George Lucas’ debut feature about a dystopian future society forms the third part of my 30-day film program.
For newcomers, the deal is that I must watch a film every day and make notes about it, with the following rules:
I’ve already seen it
I must make notes whilst I’m watching it.
Pauses are allowed but the viewing must all be one session.
It can’t be a cinema release.
The point is to capture my instant thoughts about a movie and my overall film diet for 30 days, as well as post interesting links to the film in question.
Here are my notes onTHX 1138 (1971) which I watched on a Blu-ray on Saturday 24th March.
[Warning!

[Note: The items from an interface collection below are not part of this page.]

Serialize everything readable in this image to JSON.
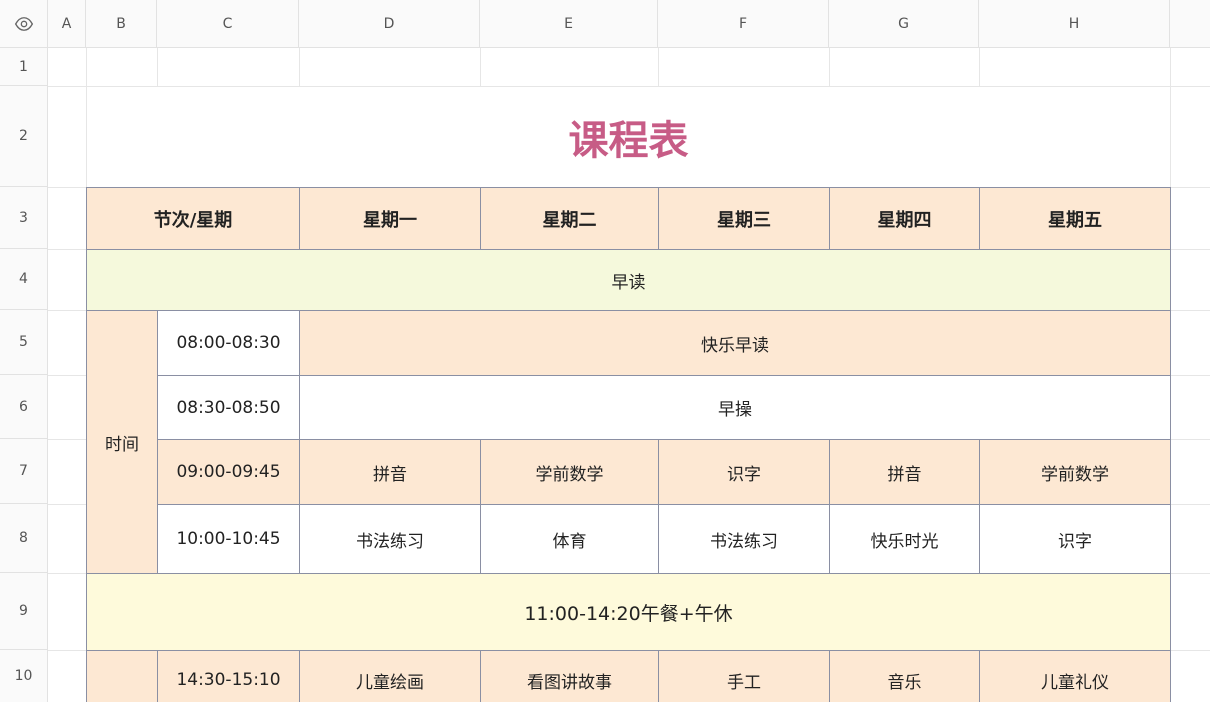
{
  "columns": [
    "A",
    "B",
    "C",
    "D",
    "E",
    "F",
    "G",
    "H"
  ],
  "rows": [
    "1",
    "2",
    "3",
    "4",
    "5",
    "6",
    "7",
    "8",
    "9",
    "10"
  ],
  "title": "课程表",
  "header": {
    "corner": "节次/星期",
    "days": [
      "星期一",
      "星期二",
      "星期三",
      "星期四",
      "星期五"
    ]
  },
  "morning_reading": "早读",
  "time_label": "时间",
  "slots": [
    {
      "time": "08:00-08:30",
      "merged": "快乐早读"
    },
    {
      "time": "08:30-08:50",
      "merged": "早操"
    },
    {
      "time": "09:00-09:45",
      "classes": [
        "拼音",
        "学前数学",
        "识字",
        "拼音",
        "学前数学"
      ]
    },
    {
      "time": "10:00-10:45",
      "classes": [
        "书法练习",
        "体育",
        "书法练习",
        "快乐时光",
        "识字"
      ]
    }
  ],
  "lunch": "11:00-14:20午餐+午休",
  "afternoon": [
    {
      "time": "14:30-15:10",
      "classes": [
        "儿童绘画",
        "看图讲故事",
        "手工",
        "音乐",
        "儿童礼仪"
      ]
    }
  ],
  "colors": {
    "title": "#c75c86",
    "peach": "#fde8d3",
    "lime": "#f5f9dc",
    "cream": "#fefadb",
    "border": "#8a8fa3"
  },
  "icons": {
    "corner": "eye-icon"
  }
}
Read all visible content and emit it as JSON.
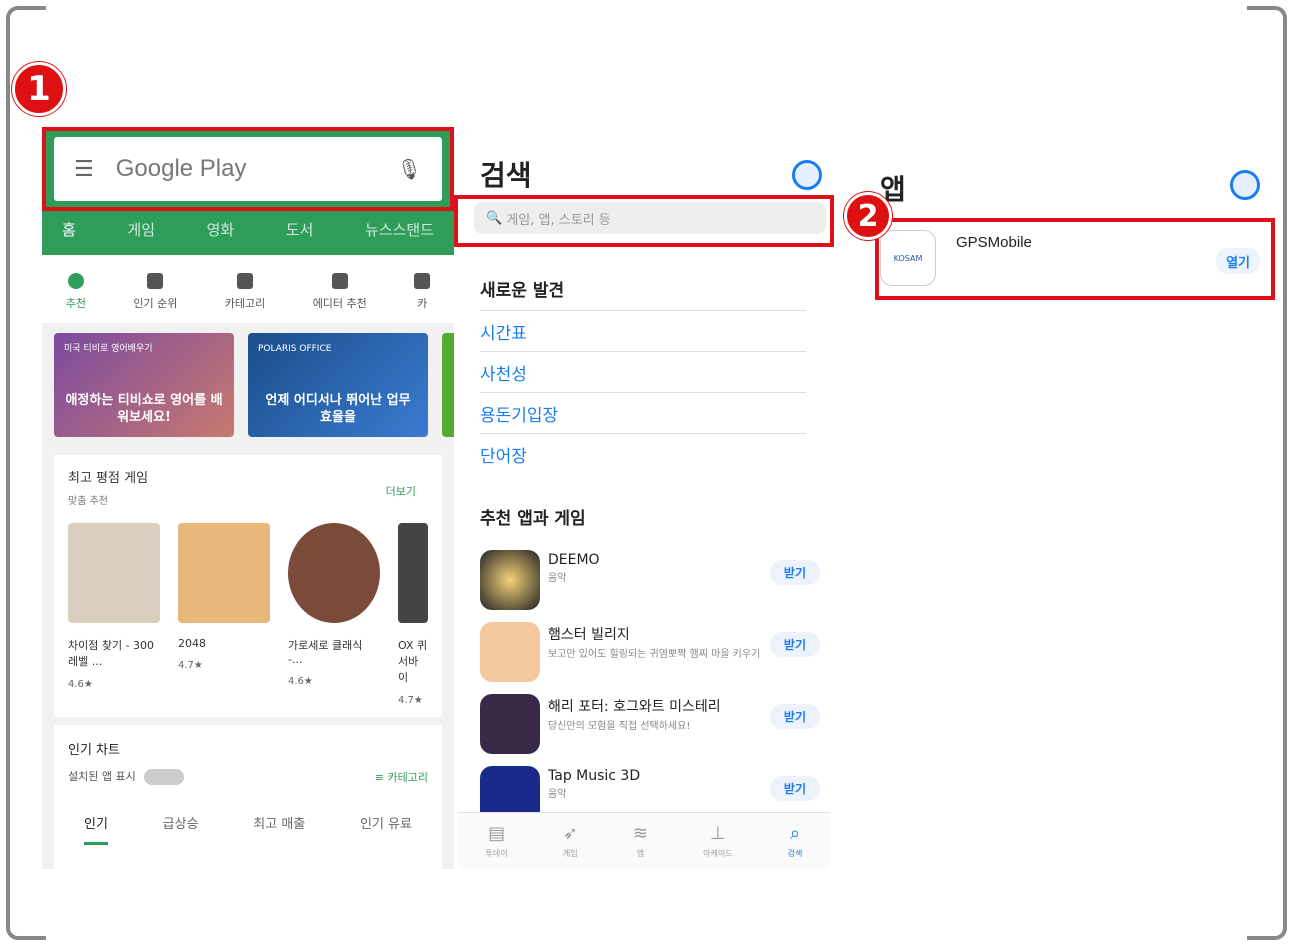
{
  "steps": {
    "one": "1",
    "two": "2"
  },
  "google_play": {
    "search_placeholder": "Google Play",
    "tabs": [
      "홈",
      "게임",
      "영화",
      "도서",
      "뉴스스탠드"
    ],
    "categories": [
      "추천",
      "인기 순위",
      "카테고리",
      "에디터 추천",
      "카"
    ],
    "banners": [
      {
        "tag": "미국 티비로 영어배우기",
        "text": "애정하는 티비쇼로 영어를 배워보세요!"
      },
      {
        "tag": "POLARIS OFFICE",
        "text": "언제 어디서나 뛰어난 업무 효율을"
      }
    ],
    "top_games": {
      "title": "최고 평점 게임",
      "subtitle": "맞춤 추천",
      "more": "더보기",
      "items": [
        {
          "name": "차이점 찾기 - 300 레벨 ...",
          "rating": "4.6★"
        },
        {
          "name": "2048",
          "rating": "4.7★"
        },
        {
          "name": "가로세로 클래식 -...",
          "rating": "4.6★"
        },
        {
          "name": "OX 퀴 서바이",
          "rating": "4.7★"
        }
      ]
    },
    "charts": {
      "title": "인기 차트",
      "installed_label": "설치된 앱 표시",
      "category_link": "카테고리",
      "tabs": [
        "인기",
        "급상승",
        "최고 매출",
        "인기 유료"
      ]
    }
  },
  "app_store": {
    "title": "검색",
    "search_placeholder": "게임, 앱, 스토리 등",
    "discover_title": "새로운 발견",
    "discover_items": [
      "시간표",
      "사천성",
      "용돈기입장",
      "단어장"
    ],
    "suggested_title": "추천 앱과 게임",
    "apps": [
      {
        "name": "DEEMO",
        "desc": "음악",
        "button": "받기"
      },
      {
        "name": "햄스터 빌리지",
        "desc": "보고만 있어도 힐링되는 귀염뽀짝 햄찌 마을 키우기",
        "button": "받기"
      },
      {
        "name": "해리 포터: 호그와트 미스테리",
        "desc": "당신만의 모험을 직접 선택하세요!",
        "button": "받기"
      },
      {
        "name": "Tap Music 3D",
        "desc": "음악",
        "button": "받기"
      }
    ],
    "tabbar": [
      "투데이",
      "게임",
      "앱",
      "아케이드",
      "검색"
    ]
  },
  "app_result": {
    "title": "앱",
    "app_name": "GPSMobile",
    "icon_text": "KOSAM",
    "button": "열기"
  }
}
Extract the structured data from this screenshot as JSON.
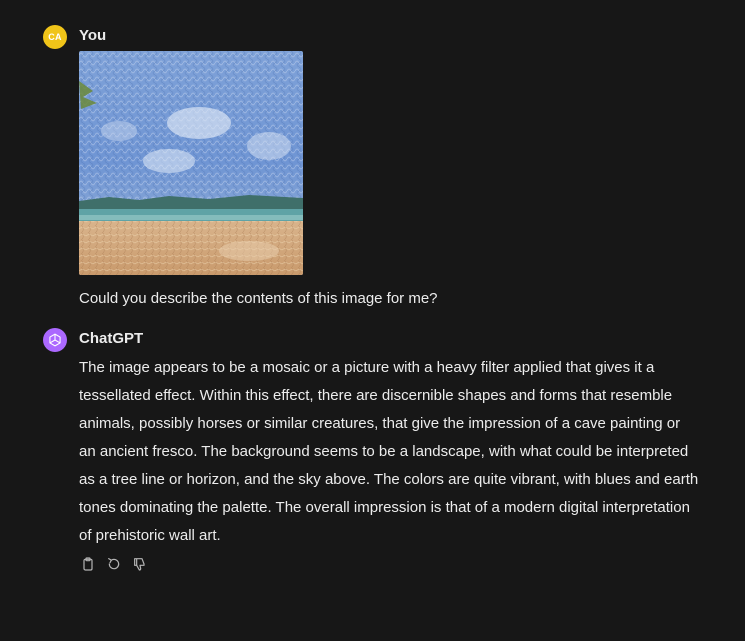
{
  "conversation": {
    "user": {
      "avatar_initials": "CA",
      "avatar_color": "#f0c419",
      "name": "You",
      "image_icon": "mosaic-beach-image",
      "prompt": "Could you describe the contents of this image for me?"
    },
    "assistant": {
      "avatar_icon": "chatgpt-logo-icon",
      "avatar_color": "#ab68ff",
      "name": "ChatGPT",
      "response": "The image appears to be a mosaic or a picture with a heavy filter applied that gives it a tessellated effect. Within this effect, there are discernible shapes and forms that resemble animals, possibly horses or similar creatures, that give the impression of a cave painting or an ancient fresco. The background seems to be a landscape, with what could be interpreted as a tree line or horizon, and the sky above. The colors are quite vibrant, with blues and earth tones dominating the palette. The overall impression is that of a modern digital interpretation of prehistoric wall art.",
      "actions": [
        {
          "icon": "clipboard-icon"
        },
        {
          "icon": "regenerate-icon"
        },
        {
          "icon": "thumbs-down-icon"
        }
      ]
    }
  },
  "colors": {
    "background": "#171717",
    "text": "#ececec",
    "icon": "#b4b4b4"
  }
}
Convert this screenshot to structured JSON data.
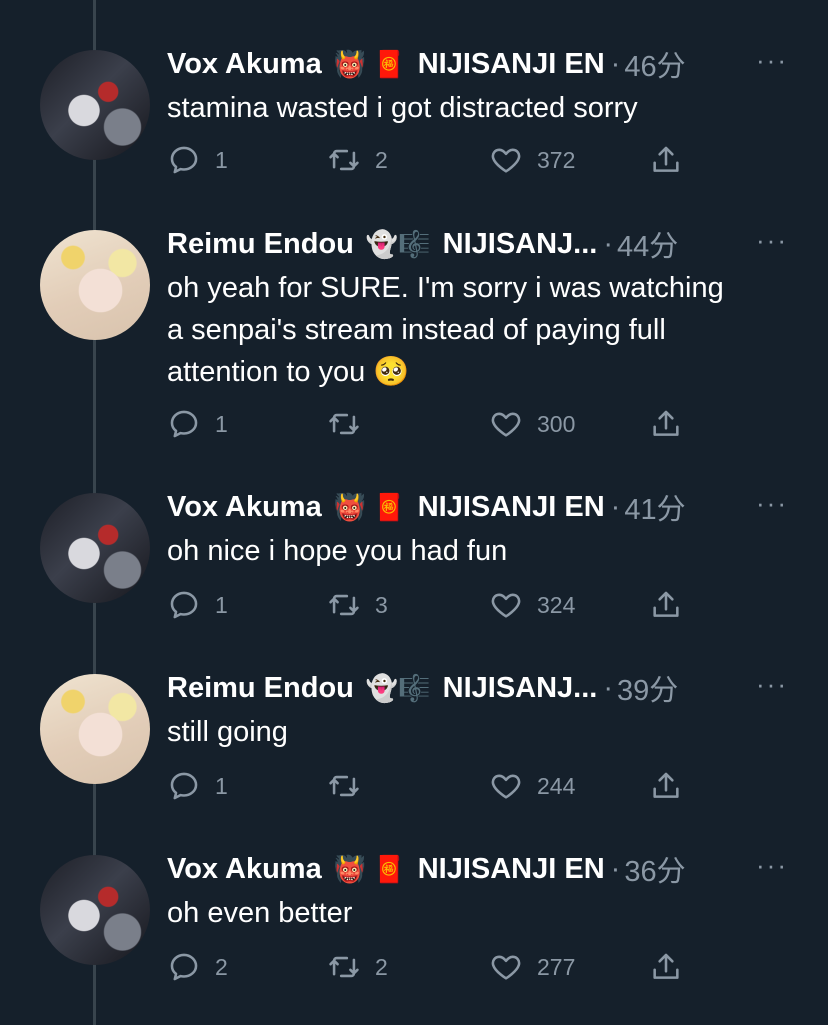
{
  "tweets": [
    {
      "author": "Vox Akuma",
      "badge": "👹 🧧",
      "affiliation": "NIJISANJI EN",
      "time": "46分",
      "more": "···",
      "text_lines": [
        "stamina wasted i got distracted sorry"
      ],
      "replies": "1",
      "retweets": "2",
      "likes": "372",
      "avatar": "vox"
    },
    {
      "author": "Reimu Endou",
      "badge": "👻🎼",
      "affiliation": "NIJISANJ...",
      "time": "44分",
      "more": "···",
      "text_lines": [
        "oh yeah for SURE. I'm sorry i was watching",
        "a senpai's stream instead of paying full",
        "attention to you 🥺"
      ],
      "replies": "1",
      "retweets": "",
      "likes": "300",
      "avatar": "reimu"
    },
    {
      "author": "Vox Akuma",
      "badge": "👹 🧧",
      "affiliation": "NIJISANJI EN",
      "time": "41分",
      "more": "···",
      "text_lines": [
        "oh nice i hope you had fun"
      ],
      "replies": "1",
      "retweets": "3",
      "likes": "324",
      "avatar": "vox"
    },
    {
      "author": "Reimu Endou",
      "badge": "👻🎼",
      "affiliation": "NIJISANJ...",
      "time": "39分",
      "more": "···",
      "text_lines": [
        "still going"
      ],
      "replies": "1",
      "retweets": "",
      "likes": "244",
      "avatar": "reimu"
    },
    {
      "author": "Vox Akuma",
      "badge": "👹 🧧",
      "affiliation": "NIJISANJI EN",
      "time": "36分",
      "more": "···",
      "text_lines": [
        "oh even better"
      ],
      "replies": "2",
      "retweets": "2",
      "likes": "277",
      "avatar": "vox"
    }
  ],
  "icons": {
    "reply": "reply-icon",
    "retweet": "retweet-icon",
    "like": "heart-icon",
    "share": "share-icon"
  },
  "colors": {
    "background": "#15202b",
    "secondary_text": "#8b98a5",
    "thread_line": "#38444d"
  }
}
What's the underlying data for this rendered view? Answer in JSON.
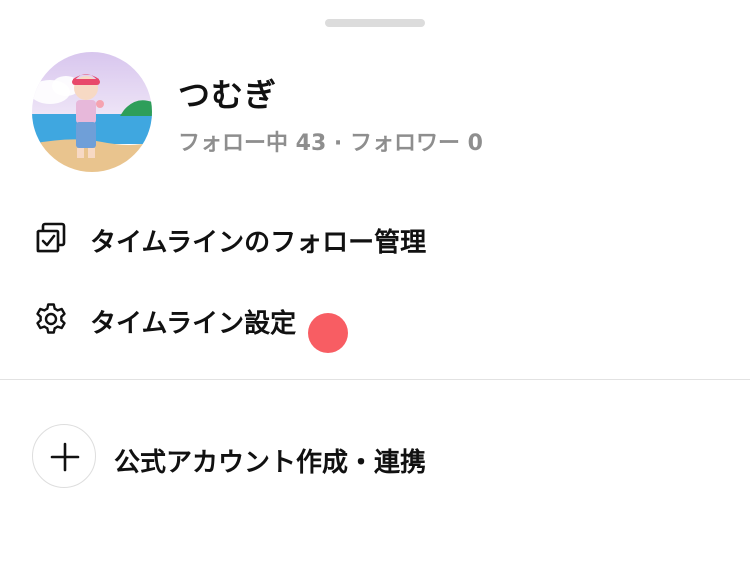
{
  "profile": {
    "name": "つむぎ",
    "stats": "フォロー中 43 · フォロワー 0"
  },
  "menu": {
    "items": [
      {
        "label": "タイムラインのフォロー管理",
        "icon": "checked-box-icon"
      },
      {
        "label": "タイムライン設定",
        "icon": "gear-icon"
      }
    ]
  },
  "official_account": {
    "label": "公式アカウント作成・連携",
    "icon": "plus-icon"
  },
  "colors": {
    "text_primary": "#111111",
    "text_secondary": "#8e8e8e",
    "divider": "#e2e2e2",
    "touch_indicator": "#f8545b"
  }
}
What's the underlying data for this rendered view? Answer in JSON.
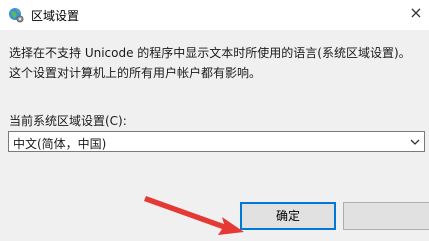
{
  "window": {
    "title": "区域设置",
    "icon": "globe-settings-icon",
    "close_glyph": "×"
  },
  "content": {
    "description": "选择在不支持 Unicode 的程序中显示文本时所使用的语言(系统区域设置)。这个设置对计算机上的所有用户帐户都有影响。",
    "current_locale_label": "当前系统区域设置(C):",
    "current_locale_value": "中文(简体，中国)"
  },
  "buttons": {
    "ok_label": "确定"
  },
  "annotation": {
    "arrow_color": "#e53935"
  }
}
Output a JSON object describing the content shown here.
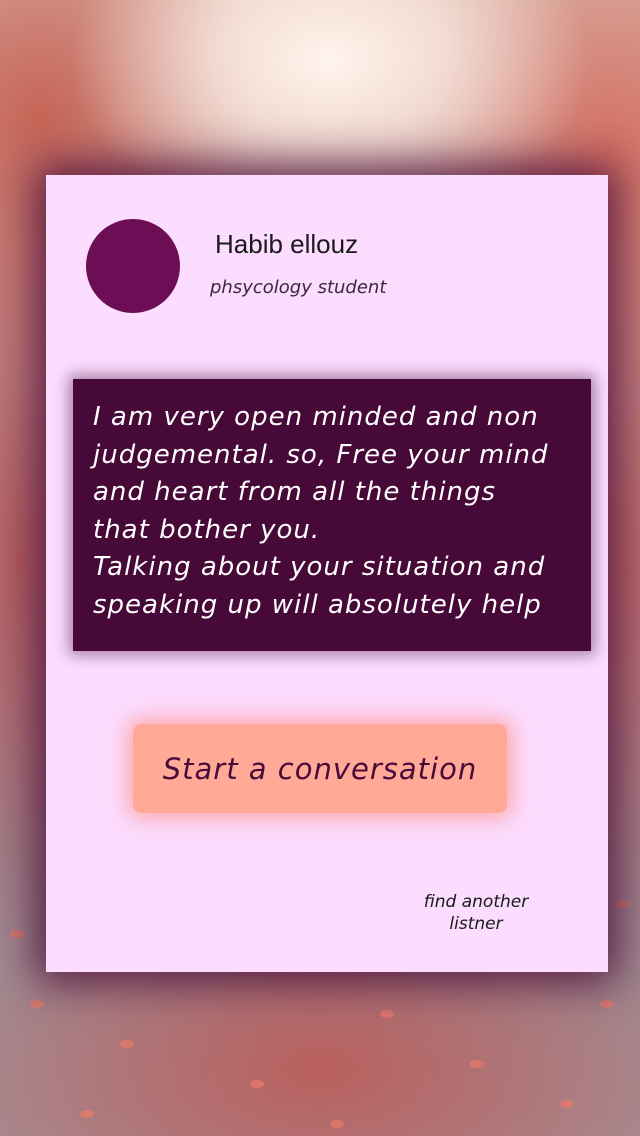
{
  "profile": {
    "name": "Habib ellouz",
    "role": "phsycology student",
    "avatar_color": "#6d0d55"
  },
  "bio": {
    "text": "I am very open minded and non\njudgemental. so, Free your mind\nand heart from all the things\nthat bother you.\nTalking about your situation and\nspeaking up will absolutely help"
  },
  "actions": {
    "start_label": "Start a conversation",
    "find_label": "find another\nlistner"
  },
  "colors": {
    "card_bg": "#fcdcff",
    "bio_bg": "#470a38",
    "button_bg": "#ffa996",
    "button_text": "#4a0a3a"
  }
}
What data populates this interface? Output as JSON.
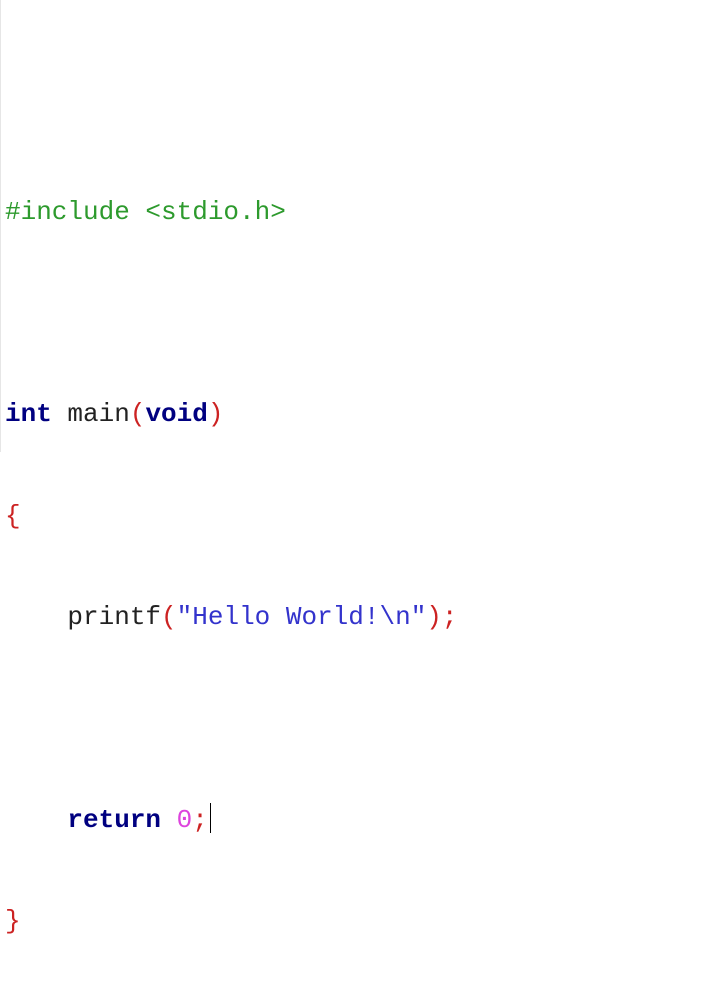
{
  "code": {
    "include_directive": "#include <stdio.h>",
    "type_int": "int",
    "func_name": "main",
    "paren_open": "(",
    "param_void": "void",
    "paren_close": ")",
    "brace_open": "{",
    "indent": "    ",
    "printf_name": "printf",
    "string_literal": "\"Hello World!\\n\"",
    "semicolon": ";",
    "return_keyword": "return",
    "return_value": "0",
    "brace_close": "}"
  },
  "colors": {
    "preprocessor": "#2d9a2d",
    "keyword": "#000080",
    "operator": "#cc2222",
    "string": "#3333cc",
    "number": "#dd44dd",
    "identifier": "#222222"
  }
}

Spoilers ahead]
Begins with an old episode of Buck Rogers (!)
Titles going from top to bottom reflects the underground nature of the society in film – I can’t think of another film outside Gaspar Noe’s IRREVERSIBLE (2002) that uses this device and that film used it for the end credits
Widescreen lensing is impressive – it was shot using Techniscope, a cheaper alternative to 35mm anamorphic which Leone used on his Spaghetti Westerns
Sound design immediately apparent as a key part of the film
Phrase “consumption is being standardised” repeated over and over
Appropriate because the shopping mall
Walter Murch co-wrote the screenplay and was obviously closely involved in the sound design
What the hell is going with the lizard in the wires?!
Sense of despair reflective of the cultural malaise of the late 60s and early 70s
The idea of a controlling futuristic society was possibly a big influence on THE MATRIX (1999)
Did the hologram sex channel influence MINORITY REPORT (2002)?
When Duvall confesses about his room mate, it is almost like a Catholic confession or a session with a psychiatrist
The slogan “buy more” has a certain irony when it comes to the issue of Star Wars merchandising
Imaginative use of low budget sets
Futuristic officers seem to be influenced by the police who cracked skulls on campuses during the Vietnam
There is even a TV channel which shows officers beating someone – predicting the Rodney King incident by 20 years! That case also played a key role in TERMINATOR 2 (1991).
Issue of sedation prefigures the issue of antidepressants
The idea of workers trapped inside white anti-septic clothing is an effective idea
Widescreen compositions must have made this a nightmare to pan and scan
Pre-digital era effects are deeply impressive
The robot that Duvall is working on just before the mind block looks C-3PO from STAR WARS (1977)
A computerised industrial society where people are drones has chilling resonances with today’s inter generational struggle, which is also a theme of THE HUNGER GAMES (2012)
Ironic that Donald Pleasance is in a film where everyone is bald.
Lucas was frustrated at how Duvall would get a scene in take one and Pleasance would take several. In a pre-digital world this was probably a nightmare for the chemistry of a particular scene and maybe led Lucas to pursue digital solutions
Nice touch that Duvall’s character is actually building the robotic officers who oppress him
The evils of bureaucracy is a persistent theme and the questioning of authority is essentially the whole point of the film.
Ironic that the McCarthy era America was paranoid about Communism and it became an oppressive state itself.
The ‘white prison’ is a very striking idea, later explored in Lecter’s jail cell in Michael Mann’s MANHUNTER (1986) and then reversed in Jonathan Demme’s THE SILENCE OF THE LAMBS (1991).
It is also a highly effective ‘visual effect’ as it creates an illusion of depth – an optical trick that predates the use of green screen by 25 years
The voices possible influenced by 2001: A SPACE ODYSSEY (1968)
Couple’s love making being interrupted is symbolic of the sexual Puritanism and hypocrisy of the 1950s era which Lucas grew up in.
Approach to the issue of drugs is interesting. It goes for an Brave New World approach where drug taking is an oppressive and enforced act rather than a rebellious act. Philip K Dick also explored similar territory in A SCANNER DARKLY (2006).
Excellent use of locations and sets, augmented by Murch’s great sound design.
Lalo Schifrin’s score is very effective and moodier than his ones for DIRTY HARRY (1971) and the Mission Impossible.
In particular the car chase at the end is a masterful use of sound which makes the sequence feel bigger and more realistic
Cars are also important in AMERICAN GRAFFITI (1973) albeit in a wildly different context
The voices throughout are ‘comfortingly sinister’ which makes it an effective metaphor for communist regimes.
But it could also be seen as an indictment of 1950/60s capitalism which encouraged conformity
It could also be seen as obliquely referencing the Holocaust e.g. people as numbers and the enforced shaven heads
The closing sequence is actually very similar to THE TRUMAN SHOW (1998).
Final shot is hopeful for what some interpret as a bleak film.